Let’s talk about upcycling
What upcycling, waste reduction looks like with cosmetic products today
The Upcycled Beauty Company recently released its Zero Waste Beauty Report for 2022-2023. This week we’ll dive into the report's three sections and how its findings are reflected in today’s cosmetics industry.
Upcycled ingredients are a hot topic on the back end of the beauty business and The Upcycled Beauty Company’s 2022-2023 Zero Waste Beauty Report found that consumers are also interested in products with lower environmental impacts.
“Our focus is in personal care looking at reducing the consumption of new resources, identifying waste as a valuable resource and then supporting this transition from a very linear ‘take-make-dispose’ economy system and into a circular one,” Anna Crovetto, community lead for Upcycled Beauty Company, told CosmeticsDesign.
The report found the following statistics on consumer interest in sustainable ingredients:
97% of consumers are interested in ingredient transparency from beauty brands
More than 1/3 of consumers say they choose beauty brands based on environmental practices and values
Almost ⅓ of consumers report having stopped purchasing brands over sustainability or ethics concerns
86% of consumers want more ingredient supply chain transparency
The report also outlined three main areas companies are focusing on to reduce waste in the beauty industry.
Upcycling food waste
Suppliers and researchers across the cosmetics industry have been investigating the best ways to make ingredients out of waste from food production. The report outlines several areas and companies making strides in that area.
According to The Upcycled Beauty Company a third of food produced, or 1.3 billion tons, goes to waste. That figure includes waste from the food manufacturing process and produce deemed not aesthetically pleasing enough for the supermarket.

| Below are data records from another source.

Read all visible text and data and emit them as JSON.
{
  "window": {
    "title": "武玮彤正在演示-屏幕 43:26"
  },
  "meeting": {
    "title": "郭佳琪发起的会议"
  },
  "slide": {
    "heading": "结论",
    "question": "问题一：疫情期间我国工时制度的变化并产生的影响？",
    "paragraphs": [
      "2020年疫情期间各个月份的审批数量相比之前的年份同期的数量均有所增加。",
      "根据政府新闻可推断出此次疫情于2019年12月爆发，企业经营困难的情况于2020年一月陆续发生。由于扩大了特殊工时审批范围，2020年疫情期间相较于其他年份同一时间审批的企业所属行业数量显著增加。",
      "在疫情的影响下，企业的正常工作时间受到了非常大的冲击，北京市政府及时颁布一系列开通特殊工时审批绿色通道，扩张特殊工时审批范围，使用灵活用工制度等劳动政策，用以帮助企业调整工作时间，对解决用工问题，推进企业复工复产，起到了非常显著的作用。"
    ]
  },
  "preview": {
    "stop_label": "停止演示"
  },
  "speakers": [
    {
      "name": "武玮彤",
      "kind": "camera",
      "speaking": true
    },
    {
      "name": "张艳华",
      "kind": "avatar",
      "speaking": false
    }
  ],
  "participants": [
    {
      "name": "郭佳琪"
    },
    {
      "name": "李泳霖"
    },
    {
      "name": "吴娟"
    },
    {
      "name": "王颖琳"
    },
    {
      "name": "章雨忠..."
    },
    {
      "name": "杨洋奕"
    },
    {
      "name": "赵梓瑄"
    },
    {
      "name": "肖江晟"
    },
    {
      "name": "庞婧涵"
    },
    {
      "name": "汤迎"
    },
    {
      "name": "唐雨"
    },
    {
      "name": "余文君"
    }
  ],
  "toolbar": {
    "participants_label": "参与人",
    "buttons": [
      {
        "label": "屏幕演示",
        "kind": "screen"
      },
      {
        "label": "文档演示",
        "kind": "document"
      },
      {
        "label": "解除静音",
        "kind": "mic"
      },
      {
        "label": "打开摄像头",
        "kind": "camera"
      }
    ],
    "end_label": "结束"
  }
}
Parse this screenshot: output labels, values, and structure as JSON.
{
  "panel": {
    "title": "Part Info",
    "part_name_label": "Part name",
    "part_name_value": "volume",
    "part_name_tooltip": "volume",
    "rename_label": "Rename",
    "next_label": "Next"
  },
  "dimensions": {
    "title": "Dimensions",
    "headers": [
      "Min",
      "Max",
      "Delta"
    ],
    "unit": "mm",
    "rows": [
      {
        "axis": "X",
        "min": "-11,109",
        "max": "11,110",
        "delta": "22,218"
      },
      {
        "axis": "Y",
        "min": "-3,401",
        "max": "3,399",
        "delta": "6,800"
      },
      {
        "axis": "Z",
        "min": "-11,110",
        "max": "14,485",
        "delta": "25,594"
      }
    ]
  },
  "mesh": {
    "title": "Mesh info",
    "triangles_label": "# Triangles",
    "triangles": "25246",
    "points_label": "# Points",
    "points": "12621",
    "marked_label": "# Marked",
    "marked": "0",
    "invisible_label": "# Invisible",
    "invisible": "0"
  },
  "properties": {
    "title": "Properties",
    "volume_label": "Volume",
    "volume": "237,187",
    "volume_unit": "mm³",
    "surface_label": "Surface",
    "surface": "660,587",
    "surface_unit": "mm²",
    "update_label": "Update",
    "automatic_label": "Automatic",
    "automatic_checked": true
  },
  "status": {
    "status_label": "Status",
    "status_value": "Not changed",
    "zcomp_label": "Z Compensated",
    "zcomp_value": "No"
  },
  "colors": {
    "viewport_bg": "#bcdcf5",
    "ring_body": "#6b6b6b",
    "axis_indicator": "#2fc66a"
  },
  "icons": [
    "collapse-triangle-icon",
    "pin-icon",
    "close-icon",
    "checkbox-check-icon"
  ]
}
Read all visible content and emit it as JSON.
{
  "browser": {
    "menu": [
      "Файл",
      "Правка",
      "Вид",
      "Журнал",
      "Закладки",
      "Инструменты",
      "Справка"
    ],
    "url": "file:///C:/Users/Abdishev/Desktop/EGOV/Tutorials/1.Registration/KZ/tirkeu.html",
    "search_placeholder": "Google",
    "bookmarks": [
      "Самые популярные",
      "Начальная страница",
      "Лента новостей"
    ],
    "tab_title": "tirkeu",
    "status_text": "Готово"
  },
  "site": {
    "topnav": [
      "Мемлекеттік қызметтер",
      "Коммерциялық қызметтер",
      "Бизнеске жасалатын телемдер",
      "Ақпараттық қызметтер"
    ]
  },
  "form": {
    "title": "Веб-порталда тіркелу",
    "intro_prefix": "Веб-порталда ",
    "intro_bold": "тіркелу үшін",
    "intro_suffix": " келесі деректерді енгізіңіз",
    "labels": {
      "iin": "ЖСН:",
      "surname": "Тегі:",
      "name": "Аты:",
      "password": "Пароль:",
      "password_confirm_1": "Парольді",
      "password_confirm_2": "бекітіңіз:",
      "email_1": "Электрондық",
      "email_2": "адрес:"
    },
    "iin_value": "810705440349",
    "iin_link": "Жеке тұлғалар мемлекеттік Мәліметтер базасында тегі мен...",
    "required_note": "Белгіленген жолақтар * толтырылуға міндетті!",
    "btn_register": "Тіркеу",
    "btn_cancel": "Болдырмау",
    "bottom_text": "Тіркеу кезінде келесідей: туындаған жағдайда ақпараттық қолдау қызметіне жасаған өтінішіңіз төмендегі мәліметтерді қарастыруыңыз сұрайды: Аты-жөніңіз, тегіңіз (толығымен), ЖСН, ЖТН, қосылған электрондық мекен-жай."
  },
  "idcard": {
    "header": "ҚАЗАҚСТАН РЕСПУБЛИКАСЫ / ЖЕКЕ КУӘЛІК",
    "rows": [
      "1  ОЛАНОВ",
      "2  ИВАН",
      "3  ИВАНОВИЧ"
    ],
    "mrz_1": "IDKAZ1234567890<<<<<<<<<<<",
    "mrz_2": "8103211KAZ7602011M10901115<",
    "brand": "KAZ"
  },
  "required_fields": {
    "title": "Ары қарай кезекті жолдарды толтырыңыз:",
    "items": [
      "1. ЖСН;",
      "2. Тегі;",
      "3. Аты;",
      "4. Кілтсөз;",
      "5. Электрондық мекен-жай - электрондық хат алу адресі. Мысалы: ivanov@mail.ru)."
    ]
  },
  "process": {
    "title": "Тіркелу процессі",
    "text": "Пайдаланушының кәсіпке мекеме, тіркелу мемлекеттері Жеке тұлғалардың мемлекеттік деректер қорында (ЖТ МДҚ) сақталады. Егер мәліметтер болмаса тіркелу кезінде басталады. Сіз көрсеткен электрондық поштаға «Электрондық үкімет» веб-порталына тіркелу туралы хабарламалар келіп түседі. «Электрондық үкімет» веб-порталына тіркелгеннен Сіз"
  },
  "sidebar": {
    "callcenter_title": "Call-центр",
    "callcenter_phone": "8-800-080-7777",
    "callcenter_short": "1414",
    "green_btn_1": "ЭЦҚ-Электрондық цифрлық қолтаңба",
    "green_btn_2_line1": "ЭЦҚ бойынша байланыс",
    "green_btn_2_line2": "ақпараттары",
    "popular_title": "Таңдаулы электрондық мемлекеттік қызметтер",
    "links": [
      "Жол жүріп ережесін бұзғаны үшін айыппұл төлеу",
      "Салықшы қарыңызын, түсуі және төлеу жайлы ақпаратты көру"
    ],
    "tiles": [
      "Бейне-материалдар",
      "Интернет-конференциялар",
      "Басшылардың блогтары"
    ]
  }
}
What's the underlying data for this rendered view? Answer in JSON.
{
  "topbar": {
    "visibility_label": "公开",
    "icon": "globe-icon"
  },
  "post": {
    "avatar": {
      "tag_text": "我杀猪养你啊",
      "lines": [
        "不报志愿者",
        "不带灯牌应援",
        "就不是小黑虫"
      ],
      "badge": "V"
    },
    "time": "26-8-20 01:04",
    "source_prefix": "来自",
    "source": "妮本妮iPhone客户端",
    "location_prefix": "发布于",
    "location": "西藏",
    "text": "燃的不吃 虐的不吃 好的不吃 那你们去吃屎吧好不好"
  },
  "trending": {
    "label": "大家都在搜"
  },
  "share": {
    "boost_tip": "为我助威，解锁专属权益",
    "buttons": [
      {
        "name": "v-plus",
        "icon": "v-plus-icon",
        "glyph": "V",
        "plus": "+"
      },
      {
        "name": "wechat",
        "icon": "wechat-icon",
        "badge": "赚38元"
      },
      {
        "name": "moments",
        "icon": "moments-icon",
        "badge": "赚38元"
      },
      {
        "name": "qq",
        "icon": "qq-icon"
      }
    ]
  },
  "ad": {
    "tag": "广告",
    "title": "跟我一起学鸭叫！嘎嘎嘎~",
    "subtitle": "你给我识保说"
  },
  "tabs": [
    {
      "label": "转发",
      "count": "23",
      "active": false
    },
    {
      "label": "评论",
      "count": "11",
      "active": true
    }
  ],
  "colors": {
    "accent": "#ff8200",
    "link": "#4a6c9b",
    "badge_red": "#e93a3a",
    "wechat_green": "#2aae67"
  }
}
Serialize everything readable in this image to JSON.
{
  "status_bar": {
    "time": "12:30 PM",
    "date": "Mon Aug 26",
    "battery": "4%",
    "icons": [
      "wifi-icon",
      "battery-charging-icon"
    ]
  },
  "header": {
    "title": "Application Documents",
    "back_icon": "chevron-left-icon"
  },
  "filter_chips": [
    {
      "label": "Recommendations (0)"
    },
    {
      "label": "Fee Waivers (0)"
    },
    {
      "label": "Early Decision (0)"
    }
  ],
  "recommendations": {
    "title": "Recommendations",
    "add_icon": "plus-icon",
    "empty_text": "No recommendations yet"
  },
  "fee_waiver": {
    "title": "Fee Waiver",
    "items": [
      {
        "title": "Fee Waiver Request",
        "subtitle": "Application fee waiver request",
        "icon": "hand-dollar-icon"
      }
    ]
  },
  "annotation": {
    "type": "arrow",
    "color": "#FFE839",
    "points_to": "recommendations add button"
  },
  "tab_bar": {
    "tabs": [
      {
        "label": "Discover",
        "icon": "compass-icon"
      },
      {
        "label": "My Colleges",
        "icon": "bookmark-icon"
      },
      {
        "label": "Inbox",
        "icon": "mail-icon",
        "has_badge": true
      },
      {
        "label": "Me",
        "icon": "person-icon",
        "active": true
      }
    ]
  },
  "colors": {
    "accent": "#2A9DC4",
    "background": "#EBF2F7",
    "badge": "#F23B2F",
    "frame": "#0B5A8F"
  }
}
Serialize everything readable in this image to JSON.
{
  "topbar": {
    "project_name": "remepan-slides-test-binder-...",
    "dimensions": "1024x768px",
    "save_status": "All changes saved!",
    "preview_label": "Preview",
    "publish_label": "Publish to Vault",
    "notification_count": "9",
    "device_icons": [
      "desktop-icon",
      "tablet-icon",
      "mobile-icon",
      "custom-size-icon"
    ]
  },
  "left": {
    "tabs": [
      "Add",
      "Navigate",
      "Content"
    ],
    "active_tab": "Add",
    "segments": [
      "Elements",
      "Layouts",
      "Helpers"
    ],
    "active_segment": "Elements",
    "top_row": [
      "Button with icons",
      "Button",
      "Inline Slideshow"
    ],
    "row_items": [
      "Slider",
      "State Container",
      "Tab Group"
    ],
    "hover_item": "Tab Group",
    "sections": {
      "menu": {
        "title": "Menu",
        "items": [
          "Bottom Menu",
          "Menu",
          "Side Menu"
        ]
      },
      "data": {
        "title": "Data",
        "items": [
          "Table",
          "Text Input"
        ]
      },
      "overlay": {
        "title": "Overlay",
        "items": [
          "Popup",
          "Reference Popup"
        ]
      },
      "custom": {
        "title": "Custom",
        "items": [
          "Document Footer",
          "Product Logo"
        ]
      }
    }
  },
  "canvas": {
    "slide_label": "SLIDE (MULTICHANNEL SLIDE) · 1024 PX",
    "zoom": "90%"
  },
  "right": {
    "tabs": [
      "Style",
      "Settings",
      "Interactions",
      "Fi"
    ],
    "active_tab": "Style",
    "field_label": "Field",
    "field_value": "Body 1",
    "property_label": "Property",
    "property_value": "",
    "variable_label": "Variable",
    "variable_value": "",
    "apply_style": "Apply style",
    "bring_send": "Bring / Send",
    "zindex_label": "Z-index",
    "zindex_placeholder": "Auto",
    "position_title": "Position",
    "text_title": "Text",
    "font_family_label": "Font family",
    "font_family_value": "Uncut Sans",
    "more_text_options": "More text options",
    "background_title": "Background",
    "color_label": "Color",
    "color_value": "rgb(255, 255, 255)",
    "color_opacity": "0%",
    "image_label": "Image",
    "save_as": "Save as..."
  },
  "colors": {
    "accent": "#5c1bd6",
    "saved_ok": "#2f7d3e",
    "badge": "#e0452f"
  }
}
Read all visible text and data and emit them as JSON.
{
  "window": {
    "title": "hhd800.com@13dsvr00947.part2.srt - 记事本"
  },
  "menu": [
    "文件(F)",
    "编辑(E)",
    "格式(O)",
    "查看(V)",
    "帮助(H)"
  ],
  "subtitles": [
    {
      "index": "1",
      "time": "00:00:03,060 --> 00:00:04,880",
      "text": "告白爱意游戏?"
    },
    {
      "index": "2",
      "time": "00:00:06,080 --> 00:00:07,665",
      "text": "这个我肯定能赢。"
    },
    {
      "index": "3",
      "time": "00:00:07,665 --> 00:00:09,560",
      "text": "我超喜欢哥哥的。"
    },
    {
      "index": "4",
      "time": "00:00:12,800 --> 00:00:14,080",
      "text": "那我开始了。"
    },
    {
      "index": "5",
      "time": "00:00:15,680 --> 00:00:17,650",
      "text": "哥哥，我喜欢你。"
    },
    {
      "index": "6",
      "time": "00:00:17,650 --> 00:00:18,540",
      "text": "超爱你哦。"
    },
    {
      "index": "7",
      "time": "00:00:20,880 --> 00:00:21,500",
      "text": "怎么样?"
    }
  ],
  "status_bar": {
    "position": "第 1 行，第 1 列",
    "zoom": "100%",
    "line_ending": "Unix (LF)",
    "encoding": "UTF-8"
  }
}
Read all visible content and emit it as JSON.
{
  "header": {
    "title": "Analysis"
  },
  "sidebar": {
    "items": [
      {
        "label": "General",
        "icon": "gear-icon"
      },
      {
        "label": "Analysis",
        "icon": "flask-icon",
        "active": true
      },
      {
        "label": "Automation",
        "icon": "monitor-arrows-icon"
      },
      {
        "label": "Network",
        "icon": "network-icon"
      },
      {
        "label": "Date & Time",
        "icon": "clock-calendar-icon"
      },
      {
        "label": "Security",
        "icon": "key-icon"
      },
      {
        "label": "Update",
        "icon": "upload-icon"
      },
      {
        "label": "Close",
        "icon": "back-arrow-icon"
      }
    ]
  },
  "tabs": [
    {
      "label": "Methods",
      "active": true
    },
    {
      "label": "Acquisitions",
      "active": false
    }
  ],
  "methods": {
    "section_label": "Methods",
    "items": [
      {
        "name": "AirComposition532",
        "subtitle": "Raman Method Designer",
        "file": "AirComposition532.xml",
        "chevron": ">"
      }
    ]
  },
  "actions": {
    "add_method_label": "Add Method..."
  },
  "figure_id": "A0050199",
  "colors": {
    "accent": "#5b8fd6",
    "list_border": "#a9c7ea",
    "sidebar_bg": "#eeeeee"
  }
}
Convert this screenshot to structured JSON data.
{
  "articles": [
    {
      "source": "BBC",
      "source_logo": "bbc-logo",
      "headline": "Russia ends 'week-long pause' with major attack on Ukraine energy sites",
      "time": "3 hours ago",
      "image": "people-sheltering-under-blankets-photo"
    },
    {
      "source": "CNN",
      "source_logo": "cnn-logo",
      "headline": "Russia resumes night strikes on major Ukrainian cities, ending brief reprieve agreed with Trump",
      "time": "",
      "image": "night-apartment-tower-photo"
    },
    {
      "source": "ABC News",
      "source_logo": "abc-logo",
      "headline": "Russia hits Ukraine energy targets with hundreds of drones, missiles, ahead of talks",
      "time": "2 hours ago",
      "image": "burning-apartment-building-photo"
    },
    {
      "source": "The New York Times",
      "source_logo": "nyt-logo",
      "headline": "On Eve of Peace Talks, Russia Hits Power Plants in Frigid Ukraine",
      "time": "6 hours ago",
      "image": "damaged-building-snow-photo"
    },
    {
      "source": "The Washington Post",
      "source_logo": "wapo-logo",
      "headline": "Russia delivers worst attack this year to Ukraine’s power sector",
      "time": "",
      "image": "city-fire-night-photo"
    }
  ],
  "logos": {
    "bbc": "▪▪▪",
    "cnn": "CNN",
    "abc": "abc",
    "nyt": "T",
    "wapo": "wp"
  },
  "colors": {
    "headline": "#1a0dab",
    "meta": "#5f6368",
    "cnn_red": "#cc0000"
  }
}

The report said food sent to the landfill produces methane, a greenhouse gas that is 21 times more potent than carbon dioxide.
The report posits that characteristics of food waste like micro-nutrients and vitamins may mean upcycled ingredients can be as or more effective than traditional ingredients.
CosmeticsDesign has previously covered research or development of upcycled ingredients including:
Beer brewing waste turned into an anti-skin irritation ingredient produced by Full Circle, also outlined in the report
Research on an anti-hair loss created with coffee berry extract
An antioxidant by Columbian company Sanam extracted from fruit discarded in coffee production
Potential cosmetic benefits found in research on the peel of the mangosteen fruit
However, in previous coverage by ComseticsDesign, Chair of the New York Society of Cosmetics Chemists Giorgio Dell’Acqua said while ingredients from upcycled food production waste appear to have promise, logistics of transporting waste is a roadblock to scalability.
Outside of using waste from other industries, the report covered ways the cosmetics industry is trying to reduce wasted resources within its own products, including waterless formulation. The report cited a Mintel Analyst who said water is set to become a precious commodity.
As the US, China and Europe are experiencing historic droughts, the United Nations estimates that 2.3 billion people internationally are facing water insecurity
Additionally, water is a heavy material, meaning products are more expensive to ship and take up more fuel.
“Waterless skincare and haircare focus on activating solid or powdered formulas with water at home, helping to limit the overuse (and unnecessary shipping) of water within cosmetic formulations,” the report read.
The report also noted that waterless formulas are more compatible with plastic-free or “naked” packaging options, allowing brands to reduce their packaging waste.
In previous CosmeticsDesign reporting, Global Senior Analyst in Beauty and Personal Care at Mintel Anna Keller said 71% of consumers in 2021 were interested in products that help them save water. She also said consumer interest in reducing water consummation has grown from 30% in 2019.
Waterless formulation has appeared at several trade shows this year, including concepts by distributor IMCD, and some brands are already offering solid, powder or concentrate options in-store.
Eurofins also previously told CosmeticsDesign that, while waterless products may have some safety benefits, they still require packaging and production considerations to ensure they are not contaminated.
According to the report, one source of waste in the cosmetics industry is unused products.
“Unused products sitting at home, unsold or returned products, and items that expire in warehouses are all contributing to beauty in landfill,” the report read.
The Upcycled Beauty Company said custom beauty could be a way to reduce this type of waste as products are customized to the consumer’s exact needs, reducing the chance they will be thrown away.
While most popular customized beauty brands create more traditional products based on a specific consumer’s needs, the report also outlined the skincare brand Haeckels, out of the UK, which integrates sustainability and reduced waste into the model as well.
According to Mintel in previous CosmeticsDesign coverage, Mintel's global senior analyst for Beauty and Personal Care Simon Pitman said consumers are interested in products targeted towards their personal needs, often because they feel overwhelmed by options on the market.
Pitman added that custom beauty is also filling in gaps of inclusive beauty, specifically to address skin care needs of skin tones not historically addressed by the industry.
“As a consequence, consumers are looking for products that fit their lifestyle and specific hair or skin care requirements,” Pitman said. “This is reflected by Mintel GNPD showing that 52% of UK body care users think there should be more products designed for specific skin tones.”